Although these rulings mark a step in the right direction for patients, Medicare beneficiaries still face significant hurdles securing access to CGM technology, Parrish Law Offices states, as Medicare and Medicare Advantage plans continue to deny coverage of some CGMs. A class action lawsuit is currently filed in the District of Columbia seeking coverage as far back as 2012 for beneficiaries whose CGM claims were denied.
In addition to CGM technologies, virtual diabetes management programs have gained traction in recent years. In 2017, the digital health provider Noom won full CDC recognition for mobile and online applications of the Diabetes Prevention Program (DPP). The program was the first virtual provider to achieve this status and was first offered to Medicare beneficiaries in 2018 as part of the Medicare DPP (MDPP).

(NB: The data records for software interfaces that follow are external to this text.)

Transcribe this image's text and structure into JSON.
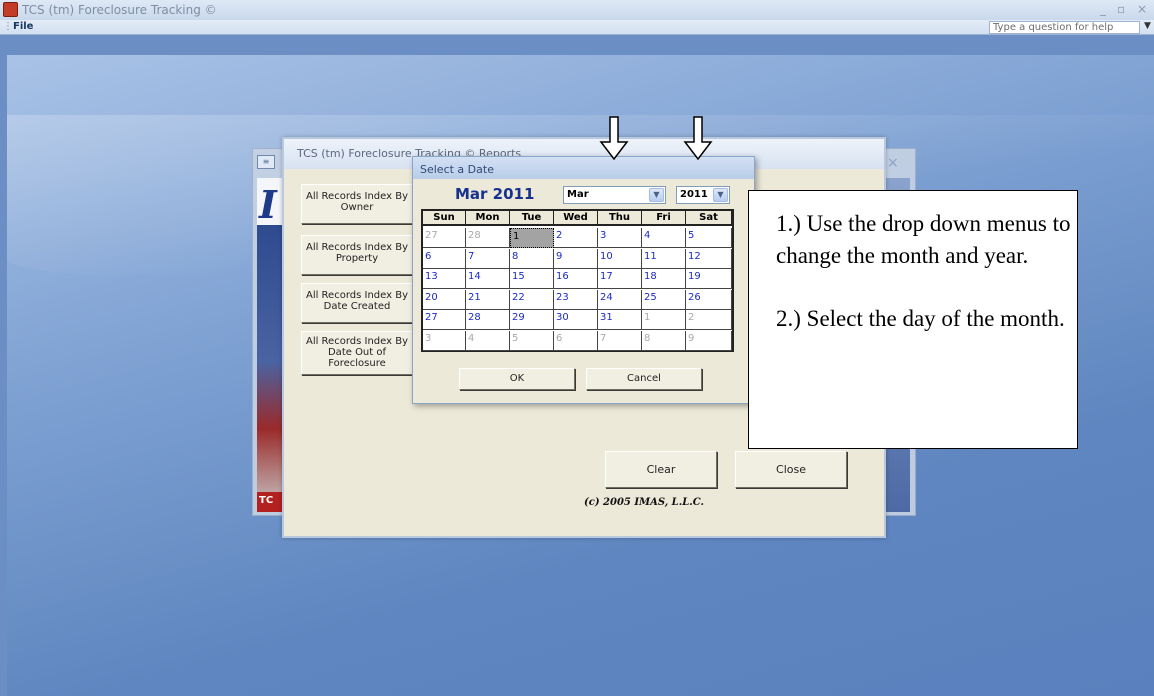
{
  "window": {
    "title": "TCS (tm) Foreclosure Tracking ©",
    "controls": [
      "_",
      "▫",
      "×"
    ]
  },
  "menu": {
    "file": "File",
    "help_placeholder": "Type a question for help"
  },
  "reports_window": {
    "title": "TCS (tm) Foreclosure Tracking ©  Reports",
    "buttons": [
      {
        "label": "All Records Index By Owner"
      },
      {
        "label": "All Records Index By Property"
      },
      {
        "label": "All Records Index By Date Created"
      },
      {
        "label": "All Records Index By Date Out of Foreclosure"
      }
    ],
    "clear_label": "Clear",
    "close_label": "Close",
    "copyright": "(c) 2005 IMAS, L.L.C."
  },
  "date_dialog": {
    "title": "Select a Date",
    "month_year_label": "Mar 2011",
    "month_select": "Mar",
    "year_select": "2011",
    "weekdays": [
      "Sun",
      "Mon",
      "Tue",
      "Wed",
      "Thu",
      "Fri",
      "Sat"
    ],
    "weeks": [
      [
        "27",
        "28",
        "1",
        "2",
        "3",
        "4",
        "5"
      ],
      [
        "6",
        "7",
        "8",
        "9",
        "10",
        "11",
        "12"
      ],
      [
        "13",
        "14",
        "15",
        "16",
        "17",
        "18",
        "19"
      ],
      [
        "20",
        "21",
        "22",
        "23",
        "24",
        "25",
        "26"
      ],
      [
        "27",
        "28",
        "29",
        "30",
        "31",
        "1",
        "2"
      ],
      [
        "3",
        "4",
        "5",
        "6",
        "7",
        "8",
        "9"
      ]
    ],
    "selected_day": "1",
    "ok_label": "OK",
    "cancel_label": "Cancel"
  },
  "callout": {
    "step1": "1.) Use the drop down menus to change the month and year.",
    "step2": "2.) Select the day of the month."
  },
  "background_window": {
    "logo_text": "TC"
  }
}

“Noom’s virtual DPP program delivers the same positive outcomes as in-person MDPP programs and has the added benefit of being accessible anywhere and at any time, as part of our mission to help more people lead healthier lives,” said Noom cofounder and CEO Saeju Jeong.
“To ensure that all individuals have the tools needed to combat this preventable disease, the PREVENT DIABETES Act would help expand access to virtual classes under the existing Medicare Diabetes Prevention Program,” Warner said.
Specifically, the MDPP Extended Model leverages evidence-based interventions to prevent onset of type 2 diabetes (T2D) in at-risk Medicare beneficiaries, but it is currently only available through in-person sessions. By expanding virtual access to the model, individuals in rural or medically underserved areas will be able to participate in the program.
“This commonsense and cost-saving expansion will ensure that more Americans at-risk of developing diabetes who are living in either rural or medically underserved communities, can participate in this critical program that has been proven to delay the full onset of this preventable disease,” Warner continued.
In the wake of COVID-19, HHS has temporarily allowed beneficiaries to access the program via a virtual platform, but bill authors argue that the change still excludes a number of providers and does not ensure long-term access to a virtual benefit.
“The introduction of the PREVENT Diabetes Act is a positive first step toward ensuring all seniors are able to access this critical preventive service through the Medicare DPP Expanded Model. We urge Congress to expeditiously advance this bill as part of its digital health care agenda,” Jeong said.
The bill received support from the American Diabetes Association, the American Medical Association, and the National Kidney Foundation, among others.